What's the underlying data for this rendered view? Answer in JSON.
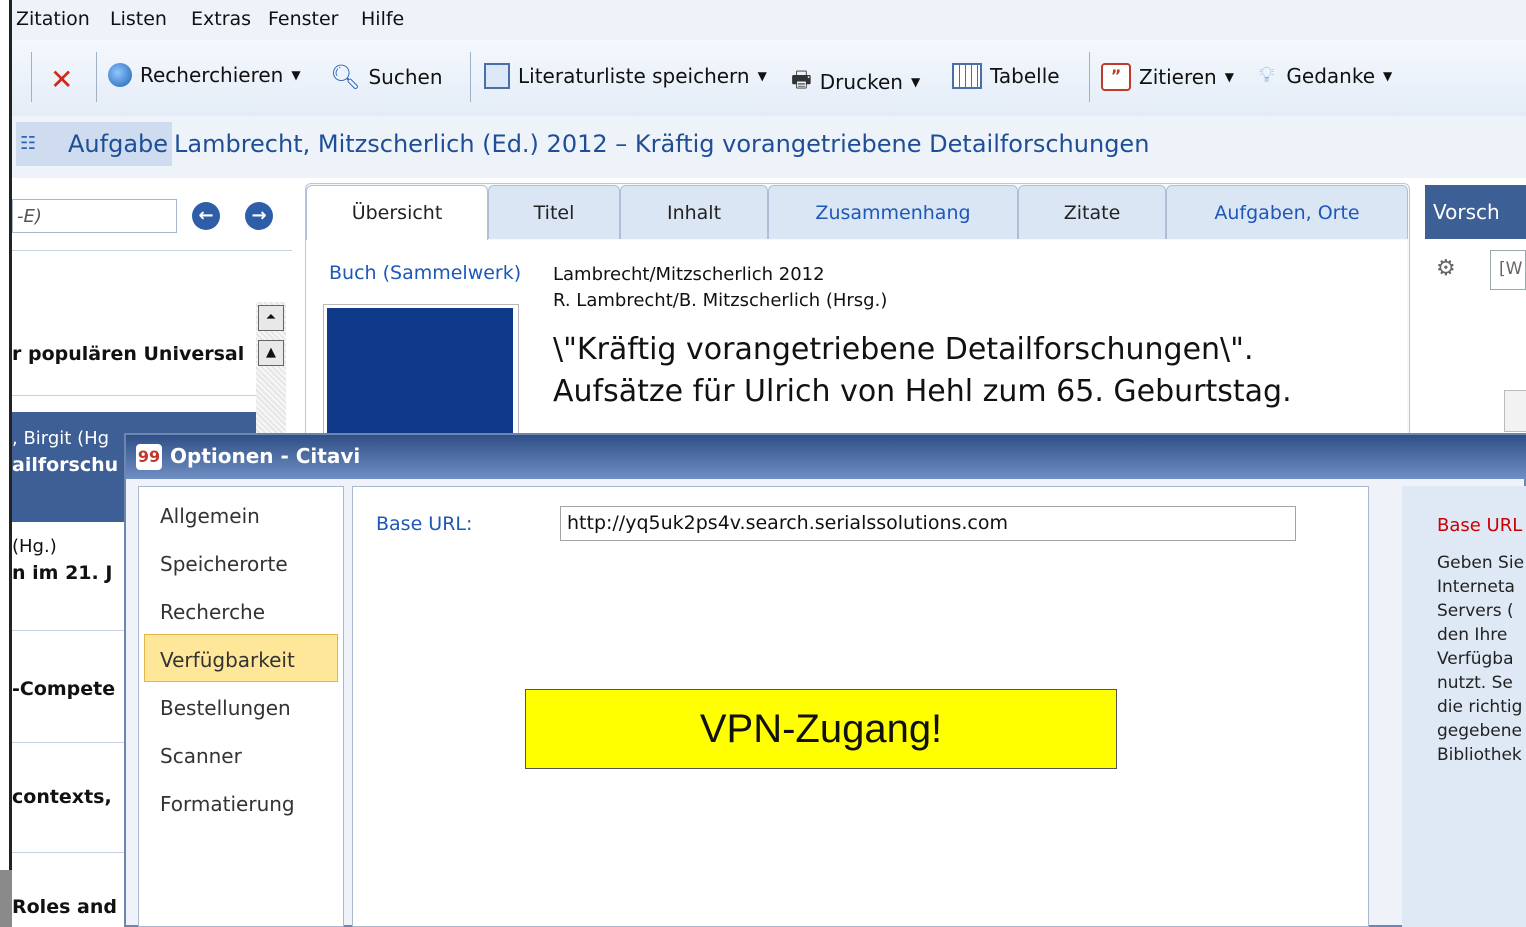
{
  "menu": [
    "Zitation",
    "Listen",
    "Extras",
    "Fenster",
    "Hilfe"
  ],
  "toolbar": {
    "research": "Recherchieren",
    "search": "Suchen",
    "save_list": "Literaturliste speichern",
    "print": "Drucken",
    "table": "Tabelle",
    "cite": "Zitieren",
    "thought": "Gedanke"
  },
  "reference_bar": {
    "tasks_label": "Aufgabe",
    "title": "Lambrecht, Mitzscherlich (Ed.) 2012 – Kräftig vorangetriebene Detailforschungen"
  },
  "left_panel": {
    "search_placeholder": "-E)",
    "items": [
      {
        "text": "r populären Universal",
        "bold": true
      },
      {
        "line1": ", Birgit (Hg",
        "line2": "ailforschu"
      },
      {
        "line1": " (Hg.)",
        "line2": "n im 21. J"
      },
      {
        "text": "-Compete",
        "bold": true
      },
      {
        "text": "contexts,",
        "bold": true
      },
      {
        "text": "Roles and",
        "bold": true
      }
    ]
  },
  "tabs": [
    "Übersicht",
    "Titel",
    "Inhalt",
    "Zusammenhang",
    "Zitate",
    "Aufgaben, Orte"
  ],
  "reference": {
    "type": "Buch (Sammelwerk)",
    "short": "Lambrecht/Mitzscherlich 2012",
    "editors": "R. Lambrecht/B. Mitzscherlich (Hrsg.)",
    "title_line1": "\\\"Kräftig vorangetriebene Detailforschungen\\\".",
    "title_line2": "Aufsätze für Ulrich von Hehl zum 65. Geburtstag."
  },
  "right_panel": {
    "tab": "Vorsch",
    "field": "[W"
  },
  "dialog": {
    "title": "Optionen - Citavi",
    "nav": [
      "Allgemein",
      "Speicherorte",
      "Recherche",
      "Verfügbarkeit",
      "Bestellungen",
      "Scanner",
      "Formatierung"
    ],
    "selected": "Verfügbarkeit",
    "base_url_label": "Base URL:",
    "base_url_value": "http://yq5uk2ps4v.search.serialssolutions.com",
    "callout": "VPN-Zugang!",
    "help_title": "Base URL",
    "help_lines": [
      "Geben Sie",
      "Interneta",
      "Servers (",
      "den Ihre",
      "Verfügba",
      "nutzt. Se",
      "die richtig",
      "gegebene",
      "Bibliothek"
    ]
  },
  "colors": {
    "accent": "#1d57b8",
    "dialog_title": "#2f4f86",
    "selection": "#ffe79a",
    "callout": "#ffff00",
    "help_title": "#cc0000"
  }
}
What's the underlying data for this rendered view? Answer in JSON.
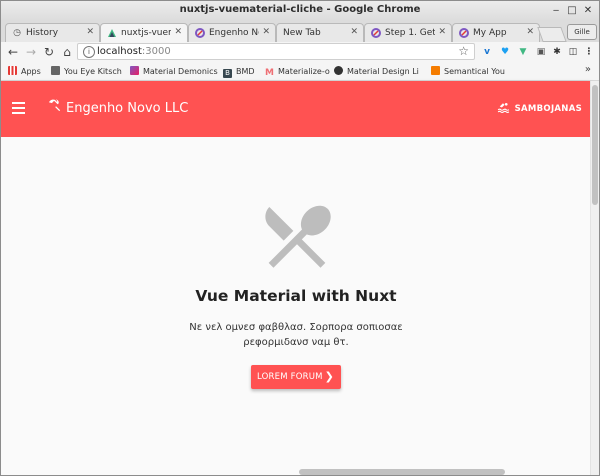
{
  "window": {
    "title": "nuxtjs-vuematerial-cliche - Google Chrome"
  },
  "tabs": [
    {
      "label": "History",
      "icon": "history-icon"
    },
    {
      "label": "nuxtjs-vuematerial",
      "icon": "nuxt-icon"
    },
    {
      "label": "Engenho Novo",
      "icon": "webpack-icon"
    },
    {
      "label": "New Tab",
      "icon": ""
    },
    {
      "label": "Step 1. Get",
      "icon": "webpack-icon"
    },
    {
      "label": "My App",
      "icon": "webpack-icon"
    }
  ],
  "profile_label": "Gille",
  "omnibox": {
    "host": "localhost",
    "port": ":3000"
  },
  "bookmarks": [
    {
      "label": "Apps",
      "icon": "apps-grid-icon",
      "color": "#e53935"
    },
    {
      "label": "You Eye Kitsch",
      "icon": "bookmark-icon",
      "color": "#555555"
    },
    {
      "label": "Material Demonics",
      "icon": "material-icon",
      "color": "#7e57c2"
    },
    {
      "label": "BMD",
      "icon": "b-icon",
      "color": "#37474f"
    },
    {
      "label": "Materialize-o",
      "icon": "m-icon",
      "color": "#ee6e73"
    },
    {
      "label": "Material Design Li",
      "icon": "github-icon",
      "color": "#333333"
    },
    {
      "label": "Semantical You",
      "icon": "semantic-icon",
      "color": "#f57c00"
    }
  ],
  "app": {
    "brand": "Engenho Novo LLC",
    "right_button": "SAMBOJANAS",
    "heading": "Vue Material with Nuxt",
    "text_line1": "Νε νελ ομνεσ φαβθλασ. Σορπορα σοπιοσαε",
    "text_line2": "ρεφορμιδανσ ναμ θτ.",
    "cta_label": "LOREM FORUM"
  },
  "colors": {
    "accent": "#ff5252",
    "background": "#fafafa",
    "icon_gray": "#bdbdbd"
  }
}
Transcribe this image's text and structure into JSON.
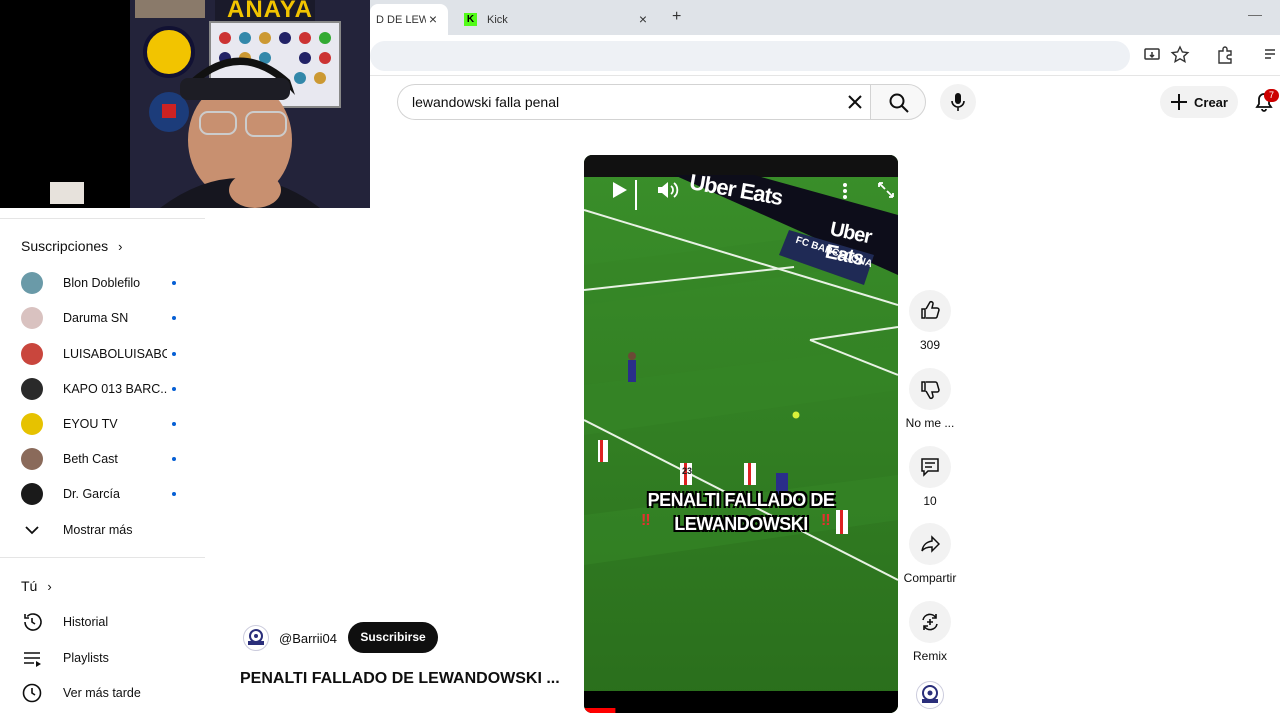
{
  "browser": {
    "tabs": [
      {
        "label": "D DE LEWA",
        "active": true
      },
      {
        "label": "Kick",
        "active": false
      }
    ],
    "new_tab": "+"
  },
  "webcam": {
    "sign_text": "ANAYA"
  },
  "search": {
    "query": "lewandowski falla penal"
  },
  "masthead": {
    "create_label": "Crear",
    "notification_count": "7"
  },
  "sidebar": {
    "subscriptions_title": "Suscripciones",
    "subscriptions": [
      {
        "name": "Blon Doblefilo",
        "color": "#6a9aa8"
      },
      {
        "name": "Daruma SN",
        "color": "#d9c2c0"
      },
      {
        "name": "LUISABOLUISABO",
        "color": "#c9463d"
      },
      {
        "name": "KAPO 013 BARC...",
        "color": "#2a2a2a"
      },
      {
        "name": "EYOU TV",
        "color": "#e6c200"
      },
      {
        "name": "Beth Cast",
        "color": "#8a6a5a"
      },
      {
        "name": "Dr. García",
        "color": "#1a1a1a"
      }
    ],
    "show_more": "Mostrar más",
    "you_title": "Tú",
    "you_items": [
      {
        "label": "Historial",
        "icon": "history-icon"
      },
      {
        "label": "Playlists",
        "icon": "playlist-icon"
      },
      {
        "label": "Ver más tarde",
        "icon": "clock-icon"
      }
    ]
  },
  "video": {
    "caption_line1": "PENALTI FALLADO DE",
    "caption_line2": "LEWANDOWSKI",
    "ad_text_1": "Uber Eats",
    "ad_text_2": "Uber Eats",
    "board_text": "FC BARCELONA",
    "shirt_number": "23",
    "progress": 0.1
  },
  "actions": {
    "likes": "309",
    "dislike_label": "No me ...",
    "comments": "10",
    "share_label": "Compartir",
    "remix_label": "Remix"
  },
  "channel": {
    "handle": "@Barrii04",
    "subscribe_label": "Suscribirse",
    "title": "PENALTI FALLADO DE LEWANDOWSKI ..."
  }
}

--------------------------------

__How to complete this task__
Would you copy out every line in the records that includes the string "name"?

__Output for this exercise__
        "name": "Blon Doblefilo",
        "name": "Daruma SN",
        "name": "LUISABOLUISABO",
        "name": "KAPO 013 BARC...",
        "name": "EYOU TV",
        "name": "Beth Cast",
        "name": "Dr. García",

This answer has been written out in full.